We’ve talked a bit about Research Data Management (RDM) on this blog before, with a post from our Research Repository Advisor in Library Services and another from a current PGR. However, now that there is a requirement for all PGRs who started their research programmes in or after September 2017 to produce a Data Management Plan (DMP) in advance of their first annual review, it seems a good time to revisit this topic, with a focus on DMPs.
A DMP is a living document that outlines how data are to be handled during and after a research project. A good DMP will protect you against data loss and ensure you have well-documented data to assist with writing up and possible future data sharing. Continue reading “Planning to manage your data”
In this post, Sue Stevens from Library Services’ Research Skills Team shares her experience on reference management software, and EndNote in particular.
Citing the sources you have used in a piece of research is obviously very important, but the task of citing and referencing correctly can be an onerous task. Over the years I have supported many students, undergraduates and postgraduates, with referencing and the use of referencing software. I’ve also observed a range of different reactions when I introduce students to the wonders of referencing software, ranging from fear and scepticism to joy and ecstasy! So what can referencing software do for you, and in particular, what can EndNote offer a researcher? Continue reading “To EndNote or not to EndNote?”
This week Coralie Acheson, a 2nd year PhD Researcher in the Ironbridge International Institute for Cultural Heritage, shares her experience of collecting data for her research…
My research is on how tourists encounter and negotiate the values of Ironbridge Gorge, a World Heritage Site in Shropshire; part of a collaborative AHRC-funded project looking at the communication of value to different communities of interest at the site. This was my first serious foray into the academic world of cultural heritage following years of studying and working commercially in archaeology. When I started, I knew I had a steep climb in terms of raising my knowledge base in terms of thinking about tourism theory but I hadn’t realised how much I also needed to learn about the actual practicalities of carrying out the research. Continue reading “Finding your way in the foggy road of data collection…”
This week Vicky Wallace, our Library Subject Advisor for the College of Life and Environmental Sciences, introduces us to the new ‘Web of Science Citation Connection’
University of Birmingham researchers now have access to ‘Web of Science Citation Connection’. This package includes a wealth of databases, allowing you to retrieve a great deal more than journal articles; namely information on: Books: offering book and book chapter literature searching, and the option to browse within a book to its book chapters, to see where the chapters have been cited.
Data: Search for datasets used by others and gain credit/citations for your own. The Data Citation Index links the data behind the research to the literature.
Patents: Read accessible summaries of patents written by experts, linked to the original patent. You can see citations to the patents to help you identify potential competitors/collaborators.

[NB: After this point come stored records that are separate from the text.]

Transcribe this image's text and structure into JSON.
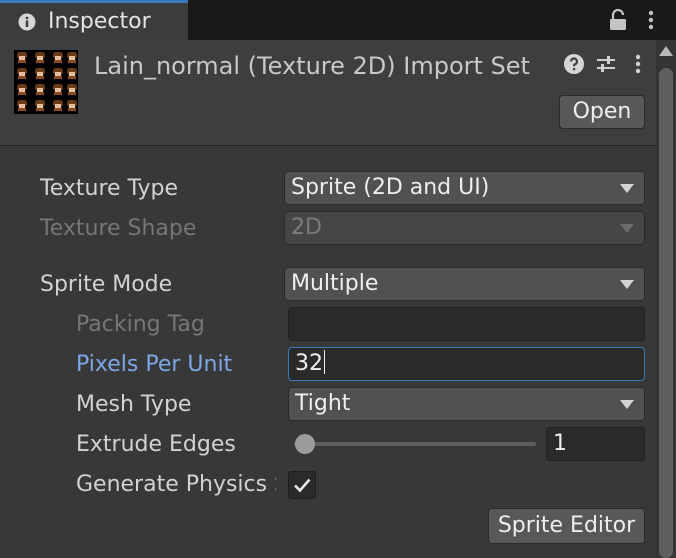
{
  "tab": {
    "title": "Inspector"
  },
  "header": {
    "title": "Lain_normal (Texture 2D) Import Set",
    "open_label": "Open"
  },
  "properties": {
    "texture_type": {
      "label": "Texture Type",
      "value": "Sprite (2D and UI)"
    },
    "texture_shape": {
      "label": "Texture Shape",
      "value": "2D"
    },
    "sprite_mode": {
      "label": "Sprite Mode",
      "value": "Multiple"
    },
    "packing_tag": {
      "label": "Packing Tag",
      "value": ""
    },
    "pixels_per_unit": {
      "label": "Pixels Per Unit",
      "value": "32"
    },
    "mesh_type": {
      "label": "Mesh Type",
      "value": "Tight"
    },
    "extrude_edges": {
      "label": "Extrude Edges",
      "value": "1",
      "slider_fraction": 0.03
    },
    "generate_physics": {
      "label": "Generate Physics Shape",
      "checked": true
    }
  },
  "buttons": {
    "sprite_editor": "Sprite Editor"
  },
  "colors": {
    "accent": "#3a79bb",
    "active_label": "#7ba7e6",
    "background": "#383838"
  },
  "icons": [
    "info-icon",
    "lock-icon",
    "kebab-menu-icon",
    "help-icon",
    "presets-icon",
    "chevron-down-icon",
    "checkmark-icon"
  ]
}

This week, a guest post from Patricia Herterich, Research Repository Advisor in Library Services, on managing your research data.

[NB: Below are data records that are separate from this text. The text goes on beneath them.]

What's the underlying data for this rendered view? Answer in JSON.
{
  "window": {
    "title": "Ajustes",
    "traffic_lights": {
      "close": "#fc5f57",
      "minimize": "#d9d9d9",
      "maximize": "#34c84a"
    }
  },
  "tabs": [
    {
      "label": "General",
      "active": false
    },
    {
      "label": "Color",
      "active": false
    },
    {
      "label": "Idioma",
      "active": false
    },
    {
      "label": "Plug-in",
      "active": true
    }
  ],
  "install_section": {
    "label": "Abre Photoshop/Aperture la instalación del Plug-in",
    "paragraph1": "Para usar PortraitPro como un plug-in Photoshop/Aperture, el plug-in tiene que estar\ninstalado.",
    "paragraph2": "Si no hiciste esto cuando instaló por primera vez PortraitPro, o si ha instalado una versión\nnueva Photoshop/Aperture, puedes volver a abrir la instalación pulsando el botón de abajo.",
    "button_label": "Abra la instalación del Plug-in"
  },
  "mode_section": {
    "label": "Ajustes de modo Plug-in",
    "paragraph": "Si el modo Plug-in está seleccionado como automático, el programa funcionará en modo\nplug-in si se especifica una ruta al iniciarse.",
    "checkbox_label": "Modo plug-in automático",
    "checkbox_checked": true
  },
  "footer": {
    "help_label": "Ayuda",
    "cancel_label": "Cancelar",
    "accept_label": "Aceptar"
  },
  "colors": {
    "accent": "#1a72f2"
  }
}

There are many aspects to a successful PhD project and challenges to master on your way to graduation. You most certainly are aware that you should acquire e.g. writing and referencing skills, but how much time have you spent thinking about the research data management activities you might need to undertake as part of your research? None yet? Time to get started with our introduction to research data management! Continue reading “Big data, small data, no data”

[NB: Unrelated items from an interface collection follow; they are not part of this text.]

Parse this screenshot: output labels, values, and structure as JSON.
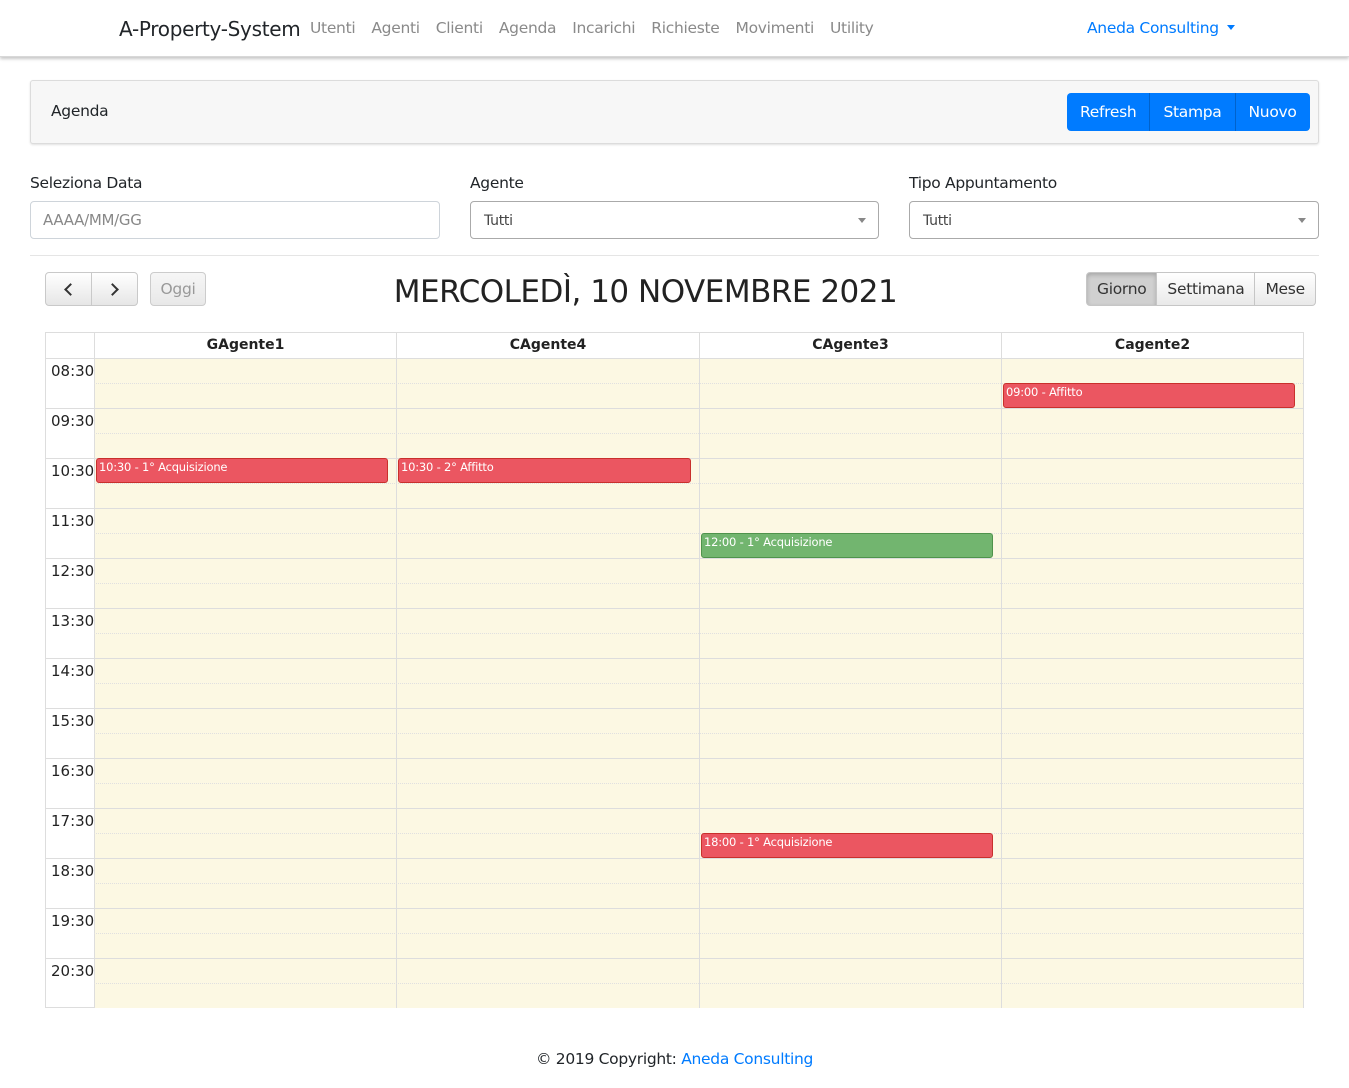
{
  "navbar": {
    "brand": "A-Property-System",
    "links": [
      "Utenti",
      "Agenti",
      "Clienti",
      "Agenda",
      "Incarichi",
      "Richieste",
      "Movimenti",
      "Utility"
    ],
    "user_menu": "Aneda Consulting"
  },
  "header": {
    "title": "Agenda",
    "buttons": {
      "refresh": "Refresh",
      "print": "Stampa",
      "new": "Nuovo"
    }
  },
  "filters": {
    "date": {
      "label": "Seleziona Data",
      "placeholder": "AAAA/MM/GG",
      "value": ""
    },
    "agent": {
      "label": "Agente",
      "value": "Tutti"
    },
    "type": {
      "label": "Tipo Appuntamento",
      "value": "Tutti"
    }
  },
  "calendar": {
    "today_label": "Oggi",
    "title": "MERCOLEDÌ, 10 NOVEMBRE 2021",
    "views": [
      {
        "label": "Giorno",
        "active": true
      },
      {
        "label": "Settimana",
        "active": false
      },
      {
        "label": "Mese",
        "active": false
      }
    ],
    "columns": [
      "GAgente1",
      "CAgente4",
      "CAgente3",
      "Cagente2"
    ],
    "time_labels": [
      "08:30",
      "09:30",
      "10:30",
      "11:30",
      "12:30",
      "13:30",
      "14:30",
      "15:30",
      "16:30",
      "17:30",
      "18:30",
      "19:30",
      "20:30"
    ],
    "events": [
      {
        "column": 3,
        "start": "09:00",
        "label": "09:00 -  Affitto",
        "color": "#eb5661"
      },
      {
        "column": 0,
        "start": "10:30",
        "label": "10:30 - 1° Acquisizione",
        "color": "#eb5661"
      },
      {
        "column": 1,
        "start": "10:30",
        "label": "10:30 - 2° Affitto",
        "color": "#eb5661"
      },
      {
        "column": 2,
        "start": "12:00",
        "label": "12:00 - 1° Acquisizione",
        "color": "#72b56f"
      },
      {
        "column": 2,
        "start": "18:00",
        "label": "18:00 - 1° Acquisizione",
        "color": "#eb5661"
      }
    ]
  },
  "footer": {
    "text": "© 2019 Copyright: ",
    "link": "Aneda Consulting"
  },
  "colors": {
    "primary": "#007bff",
    "event_red": "#eb5661",
    "event_green": "#72b56f",
    "slot_bg": "#fcf8e3"
  }
}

An introduction to bibliometrics for researchers by Vicky Wallace, Subject Advisor, Library Services
Have you ever heard the term bibliometrics? Bibliometrics can be described as a means of measuring the impact of a given publication by looking at the number of times subsequent authors have cited that publication.
Bibliometrics can be applied at various levels, including:
Author level (e.g. the h-index)
Article level (e.g. altmetrics)
Journal level (e.g. impact factor)
There are philosophical questions about the merits of using a citation as a measure of impact. Ask yourself the question of why you cite papers in your work, is it for positive or negative reasons, are you building on a researchers work, criticising it, or acknowledging their contribution to a field? Also, citation patterns vary across disciplines, with some areas having numerous co-authors and citing prolifically, and other areas citing fewer papers and having more sole authors. Nevertheless, bibliometrics are often used as a quantitative measure to determine the impact of researchers, research groups, departments and institutions, although this is often tempered by using peer review alongside them to bring in a qualitative element. Continue reading “Bibliometrics for researchers”